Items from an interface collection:
+ + + + +

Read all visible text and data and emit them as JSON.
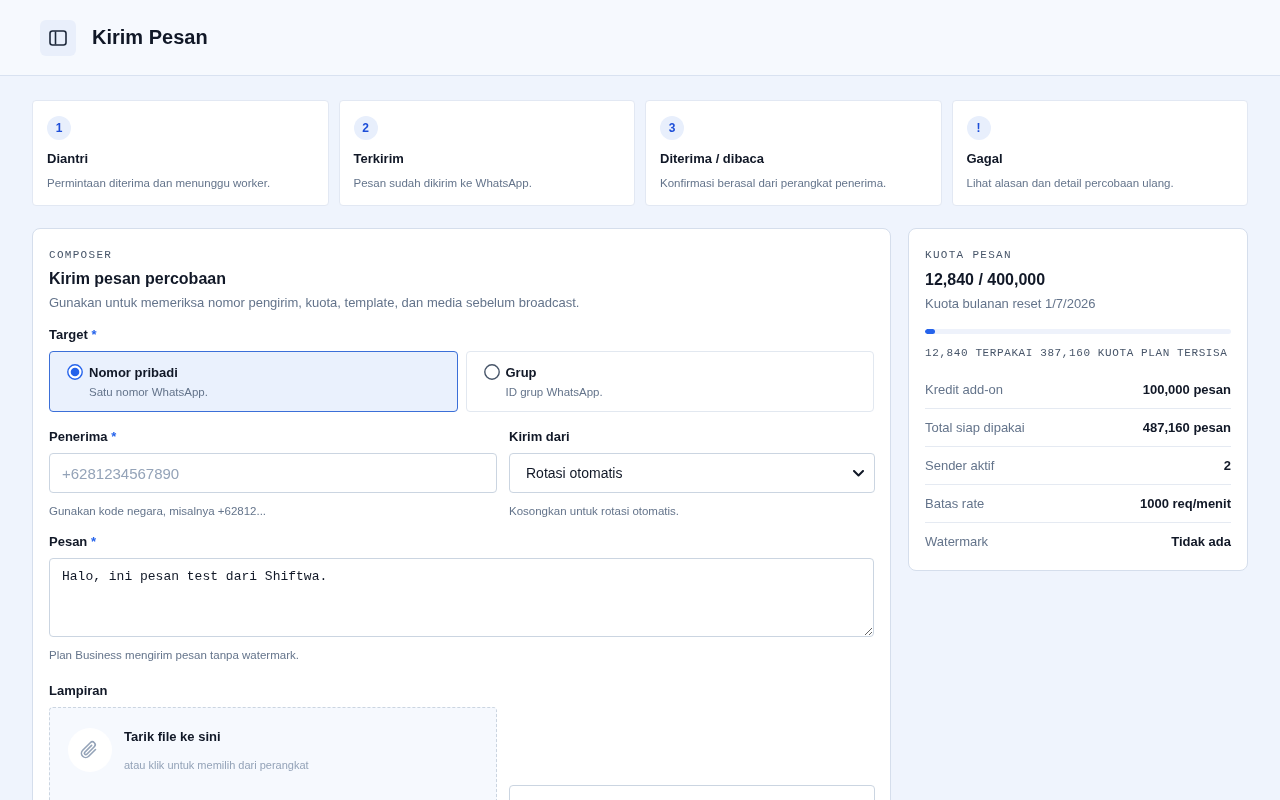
{
  "header": {
    "title": "Kirim Pesan"
  },
  "steps": [
    {
      "badge": "1",
      "title": "Diantri",
      "description": "Permintaan diterima dan menunggu worker."
    },
    {
      "badge": "2",
      "title": "Terkirim",
      "description": "Pesan sudah dikirim ke WhatsApp."
    },
    {
      "badge": "3",
      "title": "Diterima / dibaca",
      "description": "Konfirmasi berasal dari perangkat penerima."
    },
    {
      "badge": "!",
      "title": "Gagal",
      "description": "Lihat alasan dan detail percobaan ulang."
    }
  ],
  "composer": {
    "eyebrow": "COMPOSER",
    "title": "Kirim pesan percobaan",
    "description": "Gunakan untuk memeriksa nomor pengirim, kuota, template, dan media sebelum broadcast.",
    "target": {
      "label": "Target",
      "required_mark": "*",
      "options": [
        {
          "label": "Nomor pribadi",
          "description": "Satu nomor WhatsApp.",
          "selected": true
        },
        {
          "label": "Grup",
          "description": "ID grup WhatsApp.",
          "selected": false
        }
      ]
    },
    "recipient": {
      "label": "Penerima",
      "required_mark": "*",
      "placeholder": "+6281234567890",
      "help": "Gunakan kode negara, misalnya +62812..."
    },
    "sender": {
      "label": "Kirim dari",
      "value": "Rotasi otomatis",
      "help": "Kosongkan untuk rotasi otomatis."
    },
    "message": {
      "label": "Pesan",
      "required_mark": "*",
      "value": "Halo, ini pesan test dari Shiftwa.",
      "help": "Plan Business mengirim pesan tanpa watermark."
    },
    "attachment": {
      "label": "Lampiran",
      "title": "Tarik file ke sini",
      "hint": "atau klik untuk memilih dari perangkat"
    }
  },
  "quota": {
    "eyebrow": "KUOTA PESAN",
    "value": "12,840 / 400,000",
    "subtitle": "Kuota bulanan reset 1/7/2026",
    "level": 0.032,
    "usage": "12,840 TERPAKAI 387,160 KUOTA PLAN TERSISA",
    "rows": [
      {
        "label": "Kredit add-on",
        "value": "100,000 pesan"
      },
      {
        "label": "Total siap dipakai",
        "value": "487,160 pesan"
      },
      {
        "label": "Sender aktif",
        "value": "2"
      },
      {
        "label": "Batas rate",
        "value": "1000 req/menit"
      },
      {
        "label": "Watermark",
        "value": "Tidak ada"
      }
    ]
  }
}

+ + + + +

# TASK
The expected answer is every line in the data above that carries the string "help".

# SOLUTION FOR THIS TASK
      "help": "Gunakan kode negara, misalnya +62812..."
      "help": "Kosongkan untuk rotasi otomatis."
      "help": "Plan Business mengirim pesan tanpa watermark."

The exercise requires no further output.